At the end of October, eight Geneseo students presented research at the Northeast Undergraduate Research Conference, held by the Council of Public Liberal Arts Colleges.

The conference was held at Keene State College in Keene, N.H., and students from five other colleges were also in attendance.

Representing Geneseo at the conference were: Daniel Bailey, a senior history major; Paul Fallot, a senior history major; Marissa Fariello, a senior English and French double major; Kaitlyn Gayvert, a senior mathematics major; Paul Muniz, a junior sociology major; Gabrielle Thomas, a senior communication major; Michaela Walsh, a psychology and sociology double major; and Shana Wierchowski, a senior anthropology major with a pre-med concentration.

Each student was nominated and chosen by their respective department.

The students presented a variety of topics, from the secrets within Mongolian history to the debate of whether or not the homeless should be housed.

Students from the University of Maine Farmington, Eastern Connecticut State University, Ramapo College of New Jersey, Massachusetts College of Liberal Arts and Keene State College also attended the conference.

Alumna Patricia Hamilton-Rodgers '85 accompanied the students to the conference, and was in charge of coordinating with the department heads to choose students for the conference.

"It was a pleasure to go with our students to Keene, N.H.," Hamilton-Rodgers said. "The Geneseo students were highly engaged and incredibly supportive of each other."

The first day of the conference consisted of a welcome dinner and the first round of presentations – either in poster form or an artistic performance.

The second day was broken up into three different time slots of paper presentations, where students created PowerPoints based on their research papers. After each presentation, the students were given feedback on their research from faculty in the field. When they weren't presenting, students had the opportunity to watch presentations from fields other than their own.

"The biggest thing for me was getting to know the other students from different disciplines," Wierchowski said. She said she saw this as a nice contrast to Geneseo Recognizing Excellence, Achievement and Talent Day in that instead of going to see what their friends or people within their major did, they got to see a wide variety of presentations from all different fields.

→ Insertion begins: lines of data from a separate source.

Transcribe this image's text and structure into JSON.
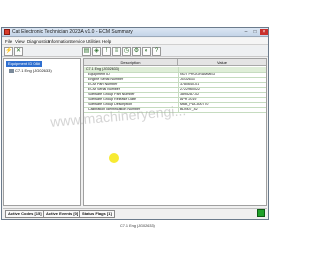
{
  "window": {
    "title": "Cat Electronic Technician 2023A v1.0 - ECM Summary"
  },
  "menu": [
    "File",
    "View",
    "Diagnostics",
    "Information",
    "Service",
    "Utilities",
    "Help"
  ],
  "toolbar": {
    "icons": [
      "connect-icon",
      "disconnect-icon",
      "summary-icon",
      "status-icon",
      "active-codes-icon",
      "logged-codes-icon",
      "events-icon",
      "config-icon",
      "calibrate-icon",
      "help-icon"
    ]
  },
  "tree": {
    "selected": "Equipment ID 08#",
    "child": "C7.1 Eng (JG02633)"
  },
  "grid": {
    "columns": {
      "description": "Description",
      "value": "Value"
    },
    "section": "C7.1 Eng (JG02633)",
    "rows": [
      {
        "description": "Equipment ID",
        "value": "NOT PROGRAMMED"
      },
      {
        "description": "Engine Serial Number",
        "value": "JG02633"
      },
      {
        "description": "ECM Part Number",
        "value": "3780640-01"
      },
      {
        "description": "ECM Serial Number",
        "value": "2722960022"
      },
      {
        "description": "Software Group Part Number",
        "value": "3895287-02"
      },
      {
        "description": "Software Group Release Date",
        "value": "APR 2019"
      },
      {
        "description": "Software Group Description",
        "value": "M6B_PDL300770"
      },
      {
        "description": "Calibration Identification Number",
        "value": "BDN07_42"
      }
    ]
  },
  "watermark": "www.machineryengi...",
  "bottom_tabs": [
    "Active Codes [15]",
    "Active Events [0]",
    "Status Flags [1]"
  ],
  "status": {
    "text": "C7.1 Eng (JG02633)",
    "indicator_color": "#1fa02a"
  }
}
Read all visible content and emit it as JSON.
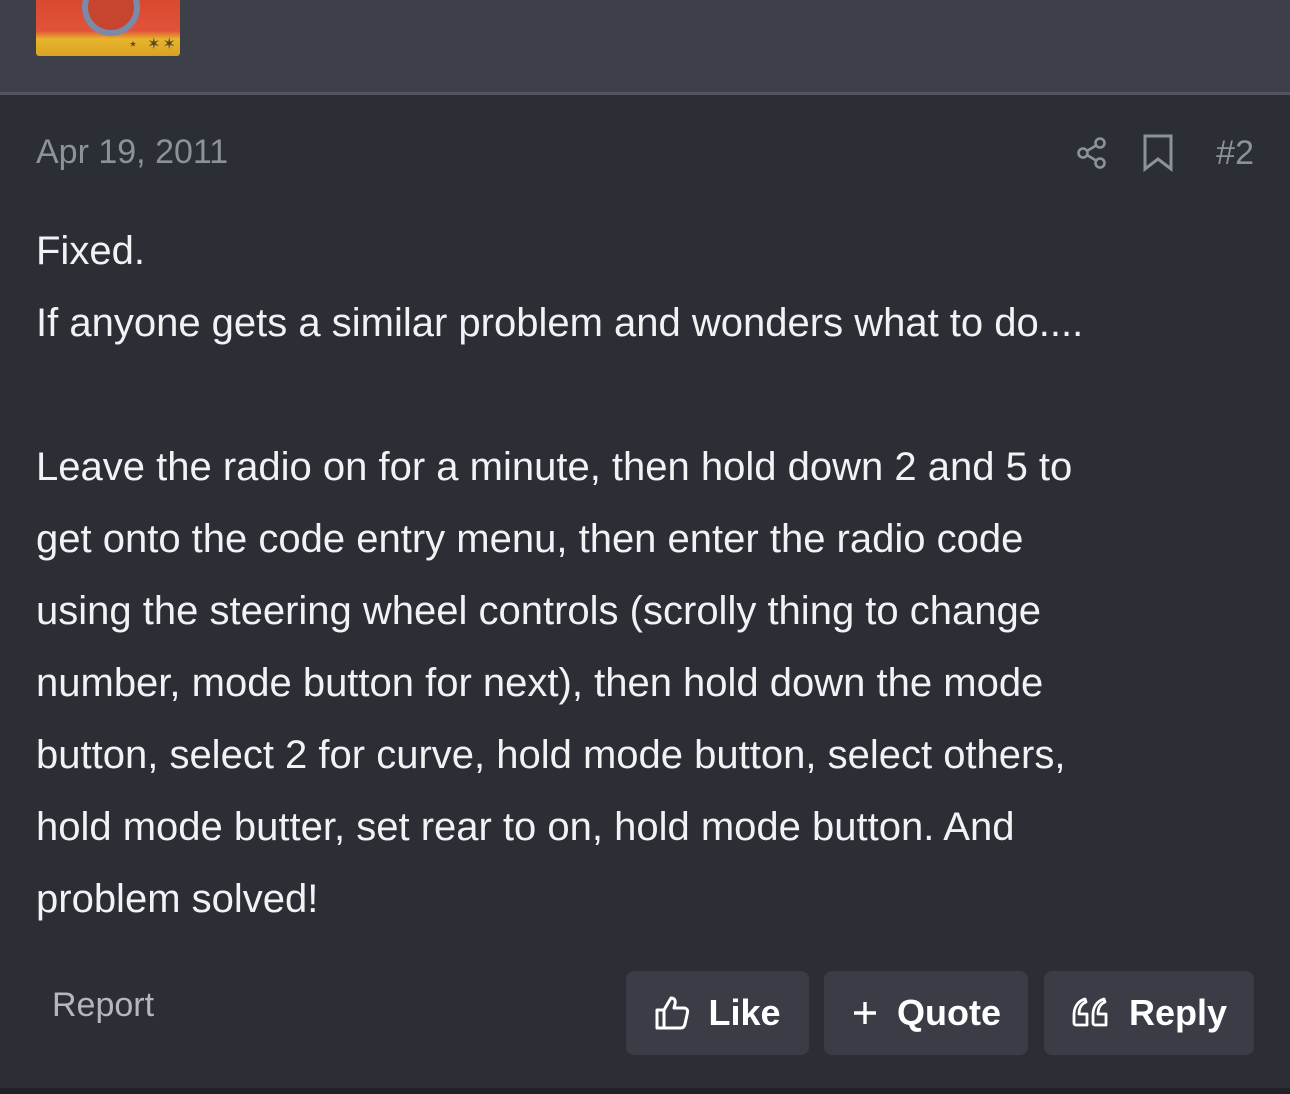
{
  "post": {
    "date": "Apr 19, 2011",
    "number": "#2",
    "body": {
      "line1": "Fixed.",
      "line2": "If anyone gets a similar problem and wonders what to do....",
      "para2": [
        "Leave the radio on for a minute, then hold down 2 and 5 to",
        "get onto the code entry menu, then enter the radio code",
        "using the steering wheel controls (scrolly thing to change",
        "number, mode button for next), then hold down the mode",
        "button, select 2 for curve, hold mode button, select others,",
        "hold mode butter, set rear to on, hold mode button. And",
        "problem solved!"
      ]
    }
  },
  "actions": {
    "report_label": "Report",
    "like_label": "Like",
    "quote_label": "Quote",
    "reply_label": "Reply"
  },
  "icons": {
    "share": "share-icon",
    "bookmark": "bookmark-icon",
    "like": "thumbs-up-icon",
    "quote": "plus-icon",
    "reply": "quote-marks-icon"
  },
  "colors": {
    "background": "#2c2e35",
    "user_strip": "#3e4049",
    "muted_text": "#8d919a",
    "body_text": "#f1f2f4",
    "button_bg": "#3a3d45"
  }
}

"It's easy to get focused on what you're doing and how you see things, but this conference allowed me to take a step back and see things from other angles," Thomas said.

"Everyone was excited about their research," Gayvert said. She described it as "different than just daily conversation."

Both Thomas and Wierchowski stated that overall, they felt the work presented by Geneseo's students at the conference was the strongest, and proved that at the undergraduate level, Geneseo upholds high standards when it comes to research.